No matter how much shouting, prognosticating, or tales of woe/exuberance one might be blasted with while watching financial news networks, nearly none of this noise has an iota to do with your investment goals or strategy. If you can’t sleep at night after purchasing that triple leveraged oil short fund you heard about on “Trader Nation”, then don’t buy it. No amount of trash talking gibberish by so-called trading experts is going to enhance your investment returns or ability to get a good night’s sleep. Either you fully understand your investment thesis and it meets your investment goals or you don’t buy it.
Your Goals Should Drive Investment Decisions
There’s a classic story told by Jack Bogle that’s several individuals were discussing their investment returns over drinks. After one boasted that his investment manager had beaten the S&P 500 by a wide margin, he asked his tablemate how his returns were over the past year. He said, “How the hell do I know? I just know I have enough money to golf every day, go fishing, and spend all the time I want with my grandchildren.” The game of trying to beat the markets has nothing to do with this individual’s performance measures. Never forget you invest for your goals – not Wall Street’s.
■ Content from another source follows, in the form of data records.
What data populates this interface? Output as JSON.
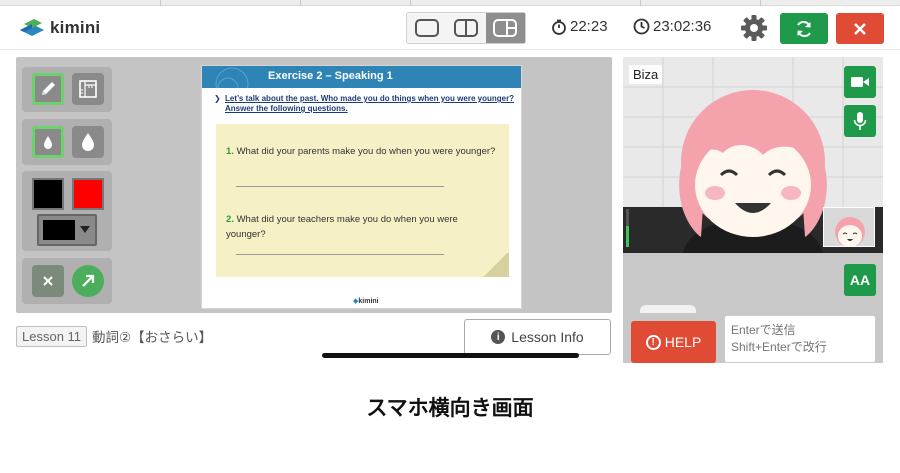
{
  "app": {
    "logo_text": "kimini"
  },
  "header": {
    "layouts": [
      "single-layout",
      "split-layout",
      "panel-layout"
    ],
    "active_layout": "panel-layout",
    "timer_elapsed": "22:23",
    "timer_clock": "23:02:36"
  },
  "colors": {
    "brand_green": "#1f9a4a",
    "danger_red": "#e04b35",
    "slide_blue": "#2e84b5",
    "selected_outline": "#6dd16d"
  },
  "tools": {
    "pen_icon": "pencil-icon",
    "ruler_icon": "ruler-icon",
    "ink_small_icon": "ink-drop-small-icon",
    "ink_large_icon": "ink-drop-large-icon",
    "color_black": "#000000",
    "color_red": "#ff0000",
    "selected_color": "#000000",
    "close_icon": "x-icon",
    "arrow_icon": "arrow-up-right-icon"
  },
  "slide": {
    "title": "Exercise 2 – Speaking 1",
    "instruction": "Let’s talk about the past. Who made you do things when you were younger? Answer the following questions.",
    "q1_number": "1.",
    "q1_text": "What did your parents make you do when you were younger?",
    "q2_number": "2.",
    "q2_text": "What did your teachers make you do when you were younger?",
    "brand": "kimini"
  },
  "lesson": {
    "badge": "Lesson 11",
    "title": "動詞②【おさらい】",
    "info_button": "Lesson Info"
  },
  "video": {
    "participant_name": "Biza",
    "mic_level": 0.55
  },
  "chat": {
    "aa_label": "AA",
    "help_label": "HELP",
    "input_placeholder": "Enterで送信\nShift+Enterで改行"
  },
  "caption": "スマホ横向き画面"
}
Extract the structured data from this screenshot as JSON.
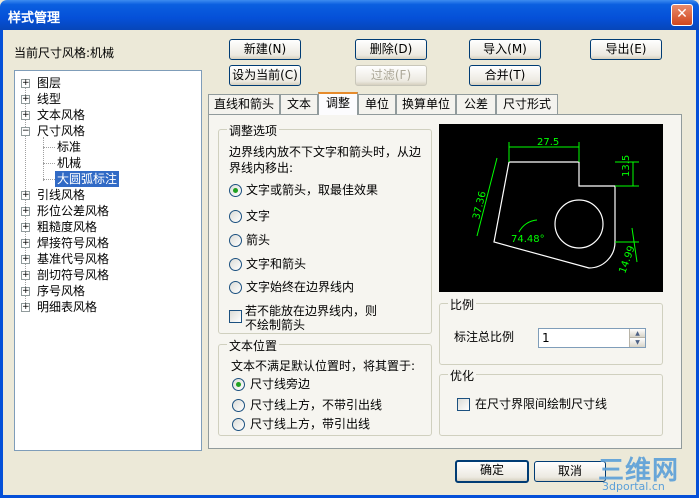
{
  "window": {
    "title": "样式管理",
    "close_label": "✕"
  },
  "current_style_label": "当前尺寸风格:机械",
  "buttons": {
    "new": "新建(N)",
    "delete": "删除(D)",
    "import": "导入(M)",
    "export": "导出(E)",
    "set_current": "设为当前(C)",
    "filter": "过滤(F)",
    "merge": "合并(T)",
    "ok": "确定",
    "cancel": "取消"
  },
  "tree": {
    "items": [
      {
        "label": "图层",
        "expander": "+"
      },
      {
        "label": "线型",
        "expander": "+"
      },
      {
        "label": "文本风格",
        "expander": "+"
      },
      {
        "label": "尺寸风格",
        "expander": "−"
      },
      {
        "label": "标准"
      },
      {
        "label": "机械"
      },
      {
        "label": "大圆弧标注",
        "selected": true
      },
      {
        "label": "引线风格",
        "expander": "+"
      },
      {
        "label": "形位公差风格",
        "expander": "+"
      },
      {
        "label": "粗糙度风格",
        "expander": "+"
      },
      {
        "label": "焊接符号风格",
        "expander": "+"
      },
      {
        "label": "基准代号风格",
        "expander": "+"
      },
      {
        "label": "剖切符号风格",
        "expander": "+"
      },
      {
        "label": "序号风格",
        "expander": "+"
      },
      {
        "label": "明细表风格",
        "expander": "+"
      }
    ]
  },
  "tabs": [
    "直线和箭头",
    "文本",
    "调整",
    "单位",
    "换算单位",
    "公差",
    "尺寸形式"
  ],
  "active_tab": "调整",
  "adjust_options": {
    "legend": "调整选项",
    "description": [
      "边界线内放不下文字和箭头时，从边",
      "界线内移出:"
    ],
    "radios": [
      "文字或箭头，取最佳效果",
      "文字",
      "箭头",
      "文字和箭头",
      "文字始终在边界线内"
    ],
    "selected_index": 0,
    "checkbox_lines": [
      "若不能放在边界线内，则",
      "不绘制箭头"
    ]
  },
  "text_position": {
    "legend": "文本位置",
    "description": "文本不满足默认位置时，将其置于:",
    "radios": [
      "尺寸线旁边",
      "尺寸线上方，不带引出线",
      "尺寸线上方，带引出线"
    ],
    "selected_index": 0
  },
  "scale": {
    "legend": "比例",
    "label": "标注总比例",
    "value": "1"
  },
  "optimize": {
    "legend": "优化",
    "checkbox": "在尺寸界限间绘制尺寸线"
  },
  "preview": {
    "dims": {
      "top": "27.5",
      "right_vertical": "13.5",
      "left_slanted": "37.36",
      "angle": "74.48°",
      "bottom_right": "14.99"
    },
    "colors": {
      "part": "#ffffff",
      "dimension": "#00ff00",
      "background": "#000000"
    }
  },
  "watermark": {
    "big": "三维网",
    "small": "3dportal.cn"
  }
}
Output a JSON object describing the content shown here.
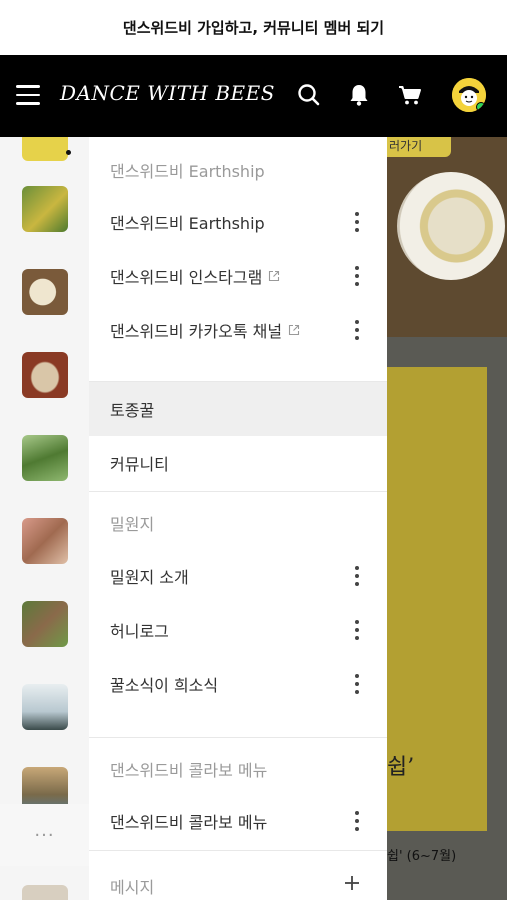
{
  "banner": {
    "text": "댄스위드비 가입하고, 커뮤니티 멤버 되기"
  },
  "header": {
    "logo": "DANCE WITH BEES",
    "icons": [
      "menu-icon",
      "search-icon",
      "bell-icon",
      "cart-icon",
      "avatar"
    ]
  },
  "background": {
    "tag": "러가기",
    "headline": "쉽’",
    "caption": "쉽' (6~7월)"
  },
  "rail": {
    "more": "···"
  },
  "drawer": {
    "sections": [
      {
        "title": "댄스위드비 Earthship",
        "items": [
          {
            "label": "댄스위드비 Earthship"
          },
          {
            "label": "댄스위드비 인스타그램"
          },
          {
            "label": "댄스위드비 카카오톡 채널"
          }
        ]
      },
      {
        "title": "",
        "items": [
          {
            "label": "토종꿀"
          },
          {
            "label": "커뮤니티"
          }
        ]
      },
      {
        "title": "밀원지",
        "items": [
          {
            "label": "밀원지 소개"
          },
          {
            "label": "허니로그"
          },
          {
            "label": "꿀소식이 희소식"
          }
        ]
      },
      {
        "title": "댄스위드비 콜라보 메뉴",
        "items": [
          {
            "label": "댄스위드비 콜라보 메뉴"
          }
        ]
      },
      {
        "title": "메시지",
        "items": []
      }
    ]
  },
  "colors": {
    "header_bg": "#000000",
    "accent_yellow": "#b3a032",
    "active_row": "#efefef"
  }
}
The Measure of Performance is My Clients’ Outcomes
As a professional investment manager, my fiduciary responsibility means that I choose the most appropriate investment vehicles to meet my investors’ goals. This means there are no cookie cutter solutions for my clients. Some have 50 to 100-year time horizons where growth is required to keep up with their Trust’s ever-expanding financial commitments. Another client might have a nest egg vital to supplementing their Social Security and pension income. They simply can’t accept substantial drops in their portfolio. Whatever their situation, the best investment advice I can give is to design a portfolio that specifically meets their financial needs. Anything less is a failure in my fiduciary responsibilities.
If you Google “best investment advice” today, you are likely to find hundreds of articles from major publications (Forbes), websites (Motley Fool) or investment managers (Ken Fisher). If you read any of these articles, you will likely get a list of stocks or industries completely detached from any investment goals you might have for you and your family. What help is this? How does this help any person get closer to their personal financial goals? My investment advice? Turn off the TV, switch off the computer, and draw up a list of your financial needs, your risk tolerance, and what investment strategy most meets your personality. Some people love to invest on their own, others are most happy using index funds. Whatever the strategy, make sure it’s your own. Because in the end, only you will know whether you met your financial goals or not.
 In the late 16th and early 17th century a “projector” was defined in the Oxford English Dictionary as “a schemer; one who lives by his wits; a promoter of bubble companies; a speculator, a cheat.”. Perhaps the most famous literary account of projectors is that offered by the author Jonathan Swift in “Gulliver's Travel”. Gulliver is introduced through an entire troupe of projectors in his tour of the Grand Academy of Lagado which is a think-tank populated by inventors of perfectly useless or insane conceptions and contraptions.